Compared to ten similar countries, Australia does well on equity and health care outcomes. But it still has a way to go on access and how well the health system fits together.
NSW needs to mandate masks outdoors, provide adequate financial support, set up a ‘ring of steel’, use rapid tests for essential workers, and ensure cases not in full isolation get to zero, among others.
Pitting health against the economy is a false dichotomy.
With more than 850 changes to Medicare on the cards, the system needs time to adjust. Hasty implementation may mean patients face higher gap fees.
A sustainable private health insurance system requires enough young, healthy people paying premiums and not making claims. But government policies haven’t achieved this. Here’s what to try instead.
Wound care might be costly, but it’s cost-effective, saving health dollars in the long run. The issue is, who pays?
During the pandemic, there have been fewer claims on private health insurance. So why are premiums going up?
Despite a lighter lockdown, Sweden hasn’t avoided the damaging economic disruption experienced elsewhere.
Wes Mountain/The Conversation
The economists who support the use of social distancing measures to slow the spread of COVID-19 are not only in the majority, they are also more certain of their opinions than those who do not.
Kuranda pub, Far North Queensland.
Each week that we keep bars and restaurants closed will save a mere at handful of lives at an outsized cost per life year saved of more than $12 million.
Leading Australian economists in four countries have signed an open letter calling on the national cabinet to think carefully before easing restrictions ‘for the sake of 'the economy’.
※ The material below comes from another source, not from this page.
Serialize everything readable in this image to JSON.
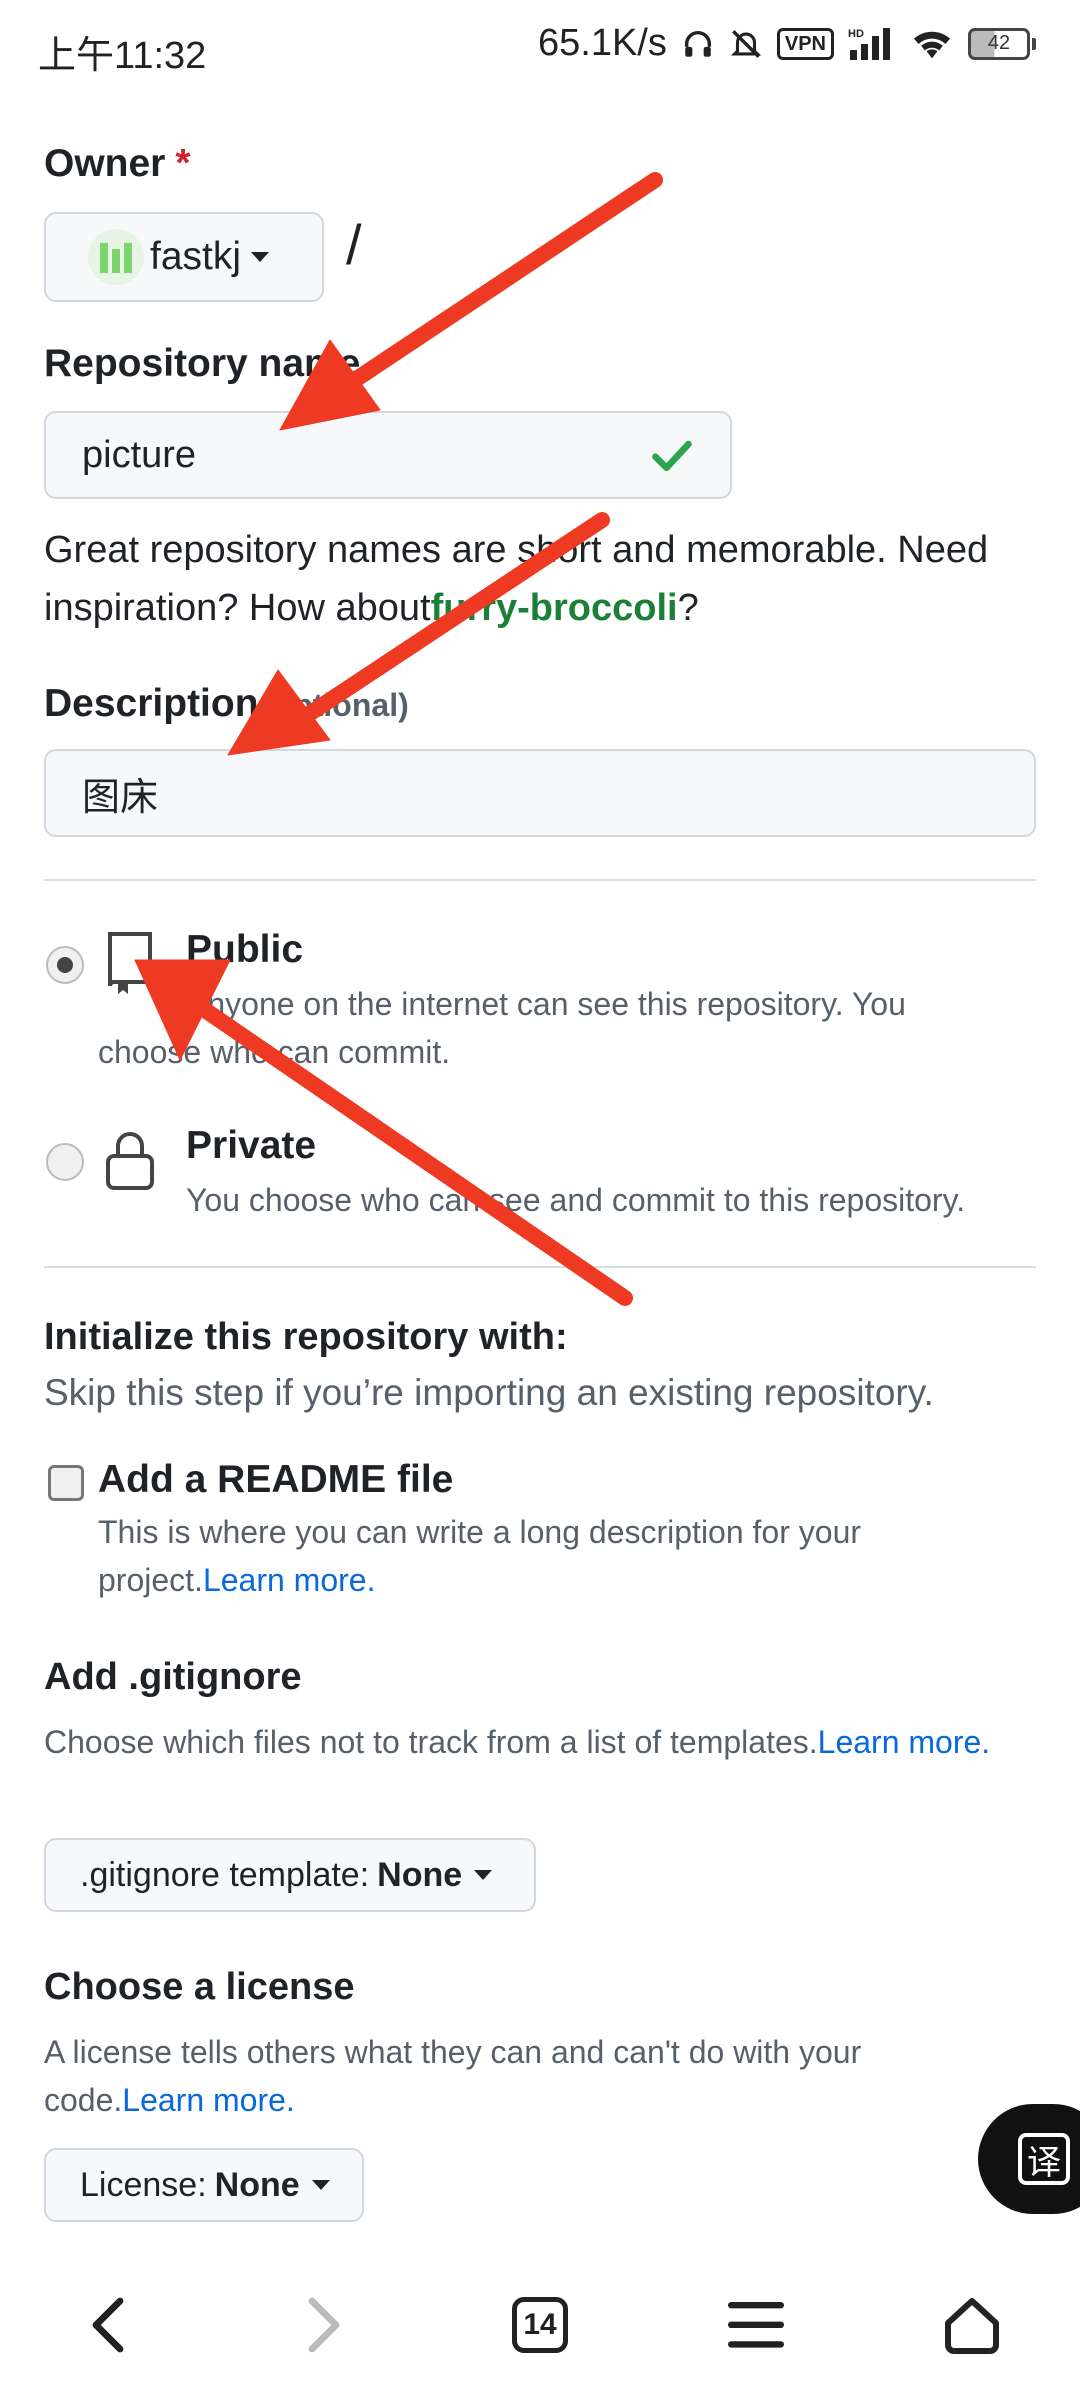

Elective surgeries have been halted as part of the health system’s response to coronavirus. But many are unnecessary and shouldn’t be rescheduled after the pandemic ends.
Over the past week, we’ve seen about 350 new cases per day. If this rate continues, Australia’s current ICU system will be able to cope.
We need a frank public conversation about the full economic costs versus benefits of social distancing.
New private health insurance data show young people are continuing to drop their cover. But the industry’s argument a youth exodus will put pressure on public hospitals isn’t necessarily right.
The family home has largely been protected from mean tests to determine how much older people should pay for their aged care. It’s time this changed.
Richard Wainright/AAP Image
Running, jumping, tackling, not to mention handling the ball, means Aussie Rules players risk injuries to their hands and wrists serious enough to send them to the emergency department.
Policy changes have failed to stop young people dropping their private health insurance.
Young people should pay less for private health insurance. So should people who are healthy, as they’re less likely to access private health care.
Those facing large price increases might drop or downgrade their cover.
In April, private health insurance premiums will increase by an average of 2.92%. It’s the lowest rise in 19 years but still much higher than wages growth. And insurers still make a healthy profit.
As more young people drop their private health cover, premiums go up for everyone.
Young people don’t see the value in private health insurance and are dropping their cover in droves. Allowing under 55s to pay lower premiums, based on their lower risk, could keep them in the system.